Steven Levitsky is the Director of the David Rockefeller Center for Latin American Studies at Harvard University. As the David Rockefeller Professor of Latin American Studies and Professor of Government, his research focuses on democratization, authoritarianism, political parties, and weak and informal institutions. He is author (with Daniel Ziblatt) of How Democracies Die (Crown, 2018), a New York Times Best-Seller that has been published in 25 languages, Competitive Authoritarianism: Hybrid Regimes after the Cold War (with Lucan Way) (Cambridge, 2010), and Transforming Labor-Based Parties in Latin America: Argentine Peronism in Comparative Perspective (Cambridge, 2003), and co-editor of Informal Institutions and Democracy in Latin America (with Gretchen Helmke) and The Resurgence of the Latin American Left (with Kenneth Roberts). He has written frequently for the New York Times, Foreign Affairs, Vox, The New Republic, The Monkey Cage, La República (Peru) and Folha de São Paulo (Brazil). He is currently writing a book (with Lucan Way) on the durability of revolutionary regimes. Levitsky received his PhD from the University of California, Berkeley.
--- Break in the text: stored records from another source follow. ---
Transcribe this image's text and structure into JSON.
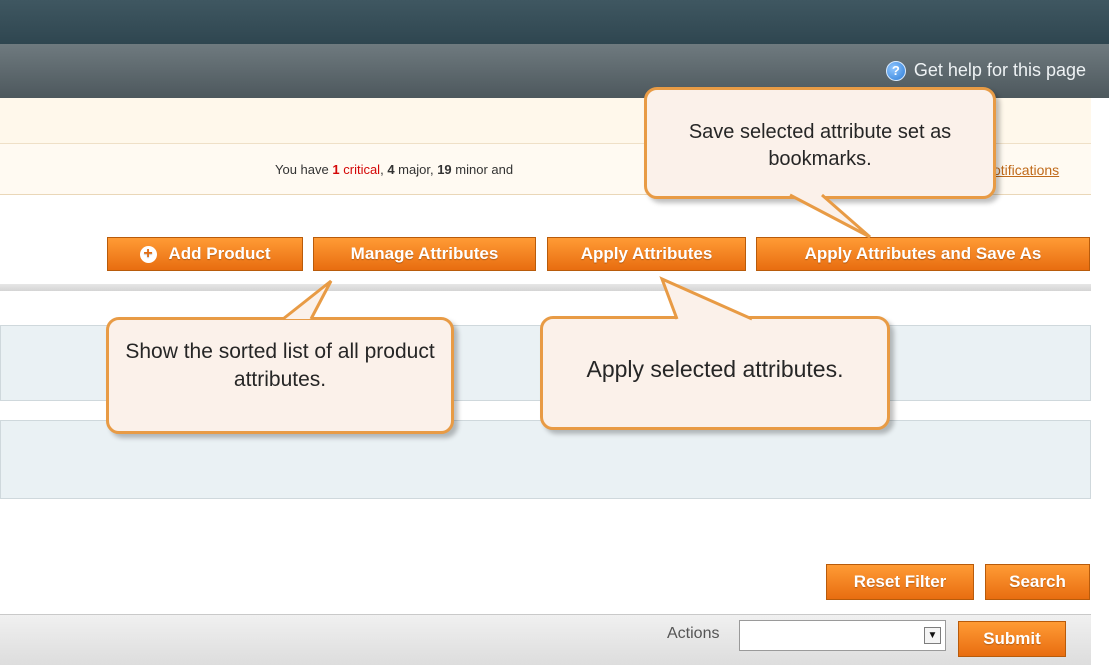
{
  "header": {
    "help_link": "Get help for this page",
    "help_icon": "help-circle-icon"
  },
  "notification": {
    "prefix": "You have",
    "critical_count": "1",
    "critical_label": "critical",
    "major_count": "4",
    "major_label": "major,",
    "minor_count": "19",
    "minor_label": "minor and",
    "view_link": "otifications"
  },
  "toolbar": {
    "add_product": "Add Product",
    "manage_attributes": "Manage Attributes",
    "apply_attributes": "Apply Attributes",
    "apply_save_as": "Apply Attributes and Save As"
  },
  "callouts": {
    "bookmark": "Save selected attribute set as bookmarks.",
    "sorted_list": "Show the sorted list of all product attributes.",
    "apply_selected": "Apply selected attributes."
  },
  "filters": {
    "reset_filter": "Reset Filter",
    "search": "Search"
  },
  "mass_actions": {
    "label": "Actions",
    "selected_value": "",
    "submit": "Submit"
  },
  "colors": {
    "button_orange": "#f07d1f",
    "callout_border": "#e89b45",
    "callout_fill": "#fbf1ea",
    "critical_red": "#d40707"
  }
}
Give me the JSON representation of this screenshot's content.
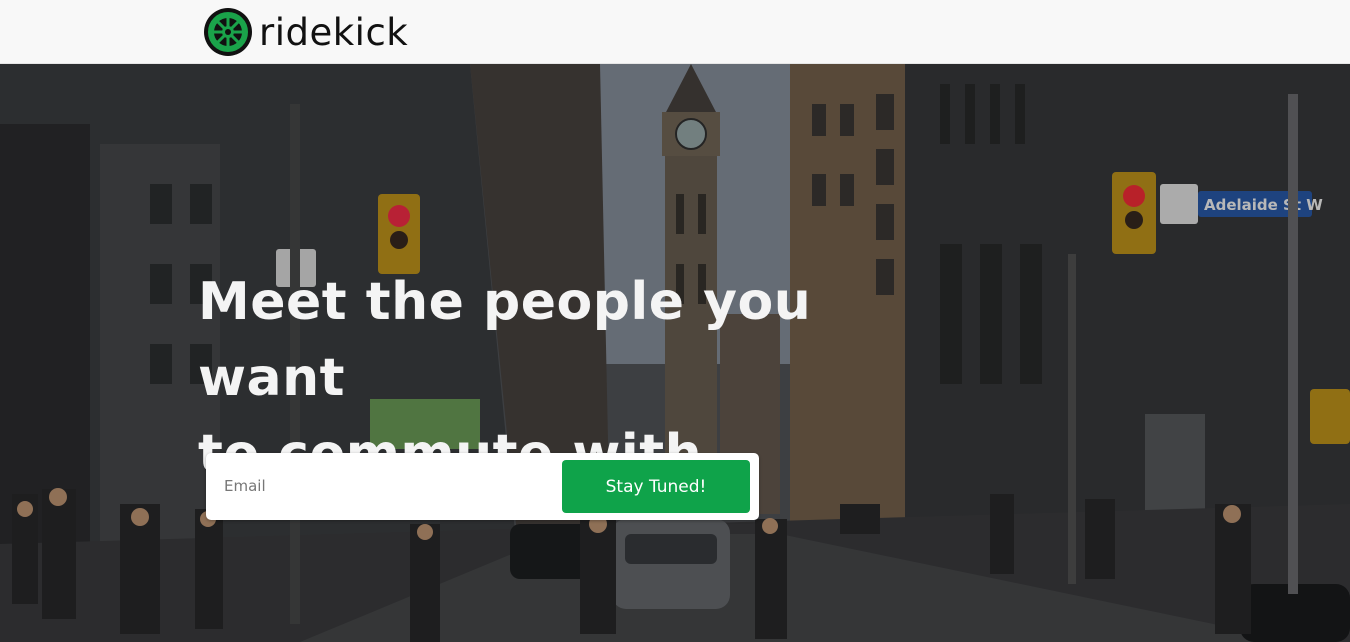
{
  "brand": {
    "name": "ridekick",
    "logo": "wheel-logo-icon",
    "accent_color": "#0fa34a"
  },
  "hero": {
    "headline_line1": "Meet the people you want",
    "headline_line2": "to commute with.",
    "background": "city-street-photo",
    "street_sign": "Adelaide St W"
  },
  "signup": {
    "email_placeholder": "Email",
    "email_value": "",
    "button_label": "Stay Tuned!",
    "button_color": "#0fa34a"
  }
}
Presented in collaboration with Weatherhead Center for International Affairs